[Start of Attachment]

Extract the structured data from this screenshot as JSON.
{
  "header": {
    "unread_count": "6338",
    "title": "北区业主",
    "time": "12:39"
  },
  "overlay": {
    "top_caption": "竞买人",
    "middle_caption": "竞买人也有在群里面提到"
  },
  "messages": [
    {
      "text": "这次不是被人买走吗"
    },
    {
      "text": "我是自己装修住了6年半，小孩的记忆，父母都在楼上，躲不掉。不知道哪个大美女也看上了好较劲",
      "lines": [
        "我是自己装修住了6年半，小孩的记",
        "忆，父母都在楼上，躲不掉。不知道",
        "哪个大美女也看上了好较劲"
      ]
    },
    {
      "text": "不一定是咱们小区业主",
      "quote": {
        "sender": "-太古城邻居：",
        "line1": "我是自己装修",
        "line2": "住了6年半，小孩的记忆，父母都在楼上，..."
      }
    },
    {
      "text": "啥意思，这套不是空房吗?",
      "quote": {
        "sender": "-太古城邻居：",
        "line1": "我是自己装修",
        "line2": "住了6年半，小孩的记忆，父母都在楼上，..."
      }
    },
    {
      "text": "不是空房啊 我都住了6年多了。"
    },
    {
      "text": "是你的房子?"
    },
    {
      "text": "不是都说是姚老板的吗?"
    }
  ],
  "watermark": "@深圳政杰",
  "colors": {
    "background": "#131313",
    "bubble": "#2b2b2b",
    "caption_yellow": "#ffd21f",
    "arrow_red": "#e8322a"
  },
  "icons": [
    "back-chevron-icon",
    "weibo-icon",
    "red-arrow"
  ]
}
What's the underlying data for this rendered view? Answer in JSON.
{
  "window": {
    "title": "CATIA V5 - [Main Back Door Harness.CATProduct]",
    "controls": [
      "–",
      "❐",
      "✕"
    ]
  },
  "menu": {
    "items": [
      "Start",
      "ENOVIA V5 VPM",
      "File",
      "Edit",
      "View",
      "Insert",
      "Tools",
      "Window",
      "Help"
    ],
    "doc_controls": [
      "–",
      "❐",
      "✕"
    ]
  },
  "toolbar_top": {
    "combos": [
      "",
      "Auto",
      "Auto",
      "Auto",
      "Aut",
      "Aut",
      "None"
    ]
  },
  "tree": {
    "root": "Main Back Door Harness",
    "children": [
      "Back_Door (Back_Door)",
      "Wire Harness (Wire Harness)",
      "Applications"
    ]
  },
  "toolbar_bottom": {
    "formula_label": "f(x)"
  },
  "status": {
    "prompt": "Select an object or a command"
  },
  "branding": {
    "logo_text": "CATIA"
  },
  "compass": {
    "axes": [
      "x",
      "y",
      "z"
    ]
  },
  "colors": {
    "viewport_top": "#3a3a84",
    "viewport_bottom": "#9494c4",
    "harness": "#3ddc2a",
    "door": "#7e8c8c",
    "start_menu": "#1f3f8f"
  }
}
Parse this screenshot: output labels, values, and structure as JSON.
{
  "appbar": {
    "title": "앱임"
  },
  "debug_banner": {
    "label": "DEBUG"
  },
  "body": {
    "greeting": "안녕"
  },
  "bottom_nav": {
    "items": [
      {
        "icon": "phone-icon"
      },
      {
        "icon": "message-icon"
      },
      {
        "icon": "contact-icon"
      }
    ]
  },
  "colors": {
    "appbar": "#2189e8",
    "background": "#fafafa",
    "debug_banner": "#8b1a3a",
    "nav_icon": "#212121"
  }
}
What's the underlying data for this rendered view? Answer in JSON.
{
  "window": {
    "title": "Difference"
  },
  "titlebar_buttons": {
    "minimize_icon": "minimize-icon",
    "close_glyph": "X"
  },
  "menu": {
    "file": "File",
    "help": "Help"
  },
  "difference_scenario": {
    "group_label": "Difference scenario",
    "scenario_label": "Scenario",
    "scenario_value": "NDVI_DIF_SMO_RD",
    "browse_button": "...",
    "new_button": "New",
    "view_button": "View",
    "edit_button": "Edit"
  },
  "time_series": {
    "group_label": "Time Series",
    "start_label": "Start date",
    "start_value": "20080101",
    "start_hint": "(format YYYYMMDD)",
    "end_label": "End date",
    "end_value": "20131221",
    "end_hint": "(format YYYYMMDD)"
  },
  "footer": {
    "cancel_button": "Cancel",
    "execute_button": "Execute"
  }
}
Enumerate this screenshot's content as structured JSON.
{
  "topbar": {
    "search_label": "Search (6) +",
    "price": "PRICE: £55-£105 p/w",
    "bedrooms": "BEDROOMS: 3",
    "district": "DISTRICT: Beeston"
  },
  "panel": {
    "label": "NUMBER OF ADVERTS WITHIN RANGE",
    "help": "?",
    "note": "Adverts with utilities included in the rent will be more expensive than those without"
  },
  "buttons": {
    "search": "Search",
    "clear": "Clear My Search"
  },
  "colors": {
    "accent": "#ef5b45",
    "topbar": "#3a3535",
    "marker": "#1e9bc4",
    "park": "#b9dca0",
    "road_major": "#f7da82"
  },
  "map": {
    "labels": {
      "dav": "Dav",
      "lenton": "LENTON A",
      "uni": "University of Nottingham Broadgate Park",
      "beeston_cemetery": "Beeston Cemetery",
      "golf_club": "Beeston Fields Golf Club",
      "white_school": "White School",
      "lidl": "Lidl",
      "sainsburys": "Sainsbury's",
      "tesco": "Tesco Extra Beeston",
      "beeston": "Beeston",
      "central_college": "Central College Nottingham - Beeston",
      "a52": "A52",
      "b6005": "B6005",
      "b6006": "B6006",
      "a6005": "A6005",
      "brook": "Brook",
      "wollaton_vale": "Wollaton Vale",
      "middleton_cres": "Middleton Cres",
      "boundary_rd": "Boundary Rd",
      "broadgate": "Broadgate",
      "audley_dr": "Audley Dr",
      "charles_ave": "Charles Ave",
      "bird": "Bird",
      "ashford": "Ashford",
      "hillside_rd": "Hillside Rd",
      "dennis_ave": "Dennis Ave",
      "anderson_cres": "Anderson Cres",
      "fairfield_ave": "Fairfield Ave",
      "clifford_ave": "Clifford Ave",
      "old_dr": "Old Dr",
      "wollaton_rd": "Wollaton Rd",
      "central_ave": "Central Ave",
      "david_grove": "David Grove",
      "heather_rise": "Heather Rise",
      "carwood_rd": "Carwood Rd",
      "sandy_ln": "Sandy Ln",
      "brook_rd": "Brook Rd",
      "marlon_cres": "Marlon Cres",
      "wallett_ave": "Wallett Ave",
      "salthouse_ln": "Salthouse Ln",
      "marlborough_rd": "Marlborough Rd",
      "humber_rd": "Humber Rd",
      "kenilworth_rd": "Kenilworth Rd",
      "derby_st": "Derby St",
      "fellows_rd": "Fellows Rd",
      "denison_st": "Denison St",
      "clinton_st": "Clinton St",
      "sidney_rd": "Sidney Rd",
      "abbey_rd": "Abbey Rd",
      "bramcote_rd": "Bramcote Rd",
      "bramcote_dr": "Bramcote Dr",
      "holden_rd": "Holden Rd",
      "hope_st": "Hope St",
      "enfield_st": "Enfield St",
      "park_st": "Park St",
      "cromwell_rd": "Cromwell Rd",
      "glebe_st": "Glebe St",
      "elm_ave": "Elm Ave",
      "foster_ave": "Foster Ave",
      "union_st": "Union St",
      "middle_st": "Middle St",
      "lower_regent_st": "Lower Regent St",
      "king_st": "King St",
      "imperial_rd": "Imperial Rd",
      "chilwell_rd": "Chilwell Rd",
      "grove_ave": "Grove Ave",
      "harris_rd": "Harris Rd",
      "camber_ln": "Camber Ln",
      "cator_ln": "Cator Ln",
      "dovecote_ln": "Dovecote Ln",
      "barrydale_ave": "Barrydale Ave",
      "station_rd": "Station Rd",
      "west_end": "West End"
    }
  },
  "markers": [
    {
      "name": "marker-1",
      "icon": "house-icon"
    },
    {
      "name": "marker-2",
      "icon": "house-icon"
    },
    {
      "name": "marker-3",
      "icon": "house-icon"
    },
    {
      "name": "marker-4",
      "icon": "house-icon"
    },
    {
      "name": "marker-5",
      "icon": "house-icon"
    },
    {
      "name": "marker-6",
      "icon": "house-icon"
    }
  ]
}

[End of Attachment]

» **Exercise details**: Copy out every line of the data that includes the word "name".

» **Result**:
      "name": "marker-1",
      "name": "marker-2",
      "name": "marker-3",
      "name": "marker-4",
      "name": "marker-5",
      "name": "marker-6",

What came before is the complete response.